Virtual currencies are not new and are ingrained in our modern culture. For example, airline frequent-flier miles are accepted (in fact expected) both as a means of exchange and a way to store value. According to The Economist (2005), these airline programmes reached the outstanding aggregate value of $700bn back in 2005!
Frequent flyer miles are an example of a centralised virtual currency, as these programmes are controlled by a central administrator (the airline), who may change the terms (and value) of such currency from time to time. We all have witnessed devaluations when airlines arbitrarily impose blackout dates or increase the number of miles needed for travel.
Bitcoin is different. Bitcoin is a decentralised virtual currency because it has no administrator or central repository. Instead, the rules of Bitcoin are fixed by open source software. There are currently about 11 million outstanding Bitcoins, and this number will increase to no more than 21 million outstanding Bitcoins. All Bitcoin transactions are logged on a public ledger without the use of any personal information. Transactions are verified by third parties (called miners) who provide services and computer power to the network.
Bitcoin is a good fit for the social gaming industry due to the high transaction costs experienced online. Welcome to an economy with no chargebacks, no transaction fees, infinite global reach and the ability to perform micro-transactions. Want to pay a customer a referral fee of 10 cents? It can be done with Bitcoin without any transaction cost. Want to sell a virtual good for a penny? A customer can send a penny’s worth of Bitcoin as Bitcoins are divisible to eight decimal places (0.00000001 of one Bitcoin is called a “satoshi”, after the creator of Bitcoin). Want to accept revenue without accepting a deposit of funds and establishing a full customer account? A customer known only by screen name may pay for virtual goods or subscription fees with Bitcoins.

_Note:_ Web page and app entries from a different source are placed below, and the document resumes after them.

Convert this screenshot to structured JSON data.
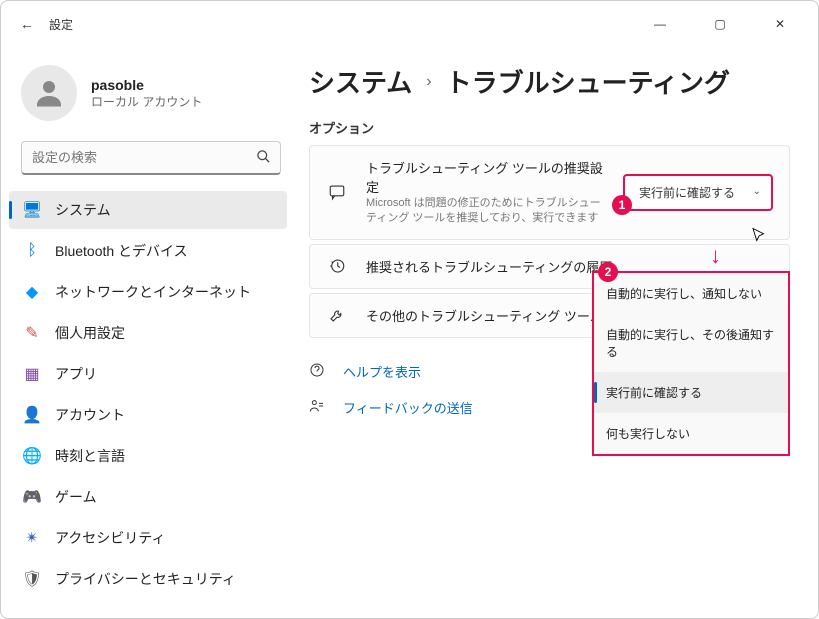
{
  "window": {
    "title": "設定"
  },
  "user": {
    "name": "pasoble",
    "subtitle": "ローカル アカウント"
  },
  "search": {
    "placeholder": "設定の検索"
  },
  "nav": [
    {
      "key": "system",
      "label": "システム",
      "icon": "🖥",
      "active": true
    },
    {
      "key": "bluetooth",
      "label": "Bluetooth とデバイス",
      "icon": "ᛒ"
    },
    {
      "key": "network",
      "label": "ネットワークとインターネット",
      "icon": "◆"
    },
    {
      "key": "personalization",
      "label": "個人用設定",
      "icon": "✎"
    },
    {
      "key": "apps",
      "label": "アプリ",
      "icon": "▦"
    },
    {
      "key": "accounts",
      "label": "アカウント",
      "icon": "👤"
    },
    {
      "key": "time",
      "label": "時刻と言語",
      "icon": "🌐"
    },
    {
      "key": "gaming",
      "label": "ゲーム",
      "icon": "🎮"
    },
    {
      "key": "accessibility",
      "label": "アクセシビリティ",
      "icon": "✴"
    },
    {
      "key": "privacy",
      "label": "プライバシーとセキュリティ",
      "icon": "🛡"
    }
  ],
  "breadcrumb": {
    "root": "システム",
    "page": "トラブルシューティング"
  },
  "section": {
    "label": "オプション"
  },
  "cards": {
    "recommended": {
      "title": "トラブルシューティング ツールの推奨設定",
      "subtitle": "Microsoft は問題の修正のためにトラブルシューティング ツールを推奨しており、実行できます",
      "dropdown_value": "実行前に確認する"
    },
    "history": {
      "title": "推奨されるトラブルシューティングの履歴"
    },
    "other": {
      "title": "その他のトラブルシューティング ツール"
    }
  },
  "menu_options": [
    {
      "label": "自動的に実行し、通知しない"
    },
    {
      "label": "自動的に実行し、その後通知する"
    },
    {
      "label": "実行前に確認する",
      "selected": true
    },
    {
      "label": "何も実行しない"
    }
  ],
  "links": {
    "help": "ヘルプを表示",
    "feedback": "フィードバックの送信"
  },
  "callouts": {
    "one": "1",
    "two": "2"
  }
}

Since its initial release in 2009, industry and consumer acceptance of Bitcoin has been slow for a number of reasons. The anonymity of the system is enticing for purchasers of pornography or illegal goods, which has sometimes caused the virtual currency to be cast in a negative light. And legal uncertainty, especially in the United States, has limited acceptance of the virtual currency.
In March, an enforcement division of the US Department of Treasury released interpretive guidance on their position of the use of certain virtual currencies, including decentralised virtual currencies. Although Bitcoin is not mentioned by name, the Division’s position was that “exchangers” and “administrators,” including certain persons “engaged as a business” in “virtual currency” transactions, are subject to money transmitter limitations and may be subject to licensure requirements. These limitations would make Bitcoin transactions much more transparent in contrast to the anonymity of the current regime.
Valuations of Bitcoin have been extremely volatile primarily due to the increase in the number of Bitcoin speculators. Since the total number of Bitcoins is fixed, it has been debated whether Bitcoin is vulnerable to an inevitable “deflationary spiral” because people have an incentive to hold Bitcoins and delay consumption while fiat currency (currency issued by the government) increases in supply.
Although there is a system to exchange Bitcoins into currency, this exchange industry is dominated by one provider, and disruptions with respect to this one exchange have had a huge impact on the value of Bitcoin. For Bitcoin to ultimately succeed, the exchange market will need to diversify and grow to accommodate the demand. The ease with which Bitcoin enables payments to be made and the ability to efficiently receive micropayments makes it appealing to the social gaming industry. There are various vendors to assist with integrating Bitcoin. However, this market is uncertain and you are cautioned to take extra time and diligence before choosing any partner and to evaluate all the business and legal risks.
This article was originally published in the May edition of UK-based Social Casino Intelligence magazine.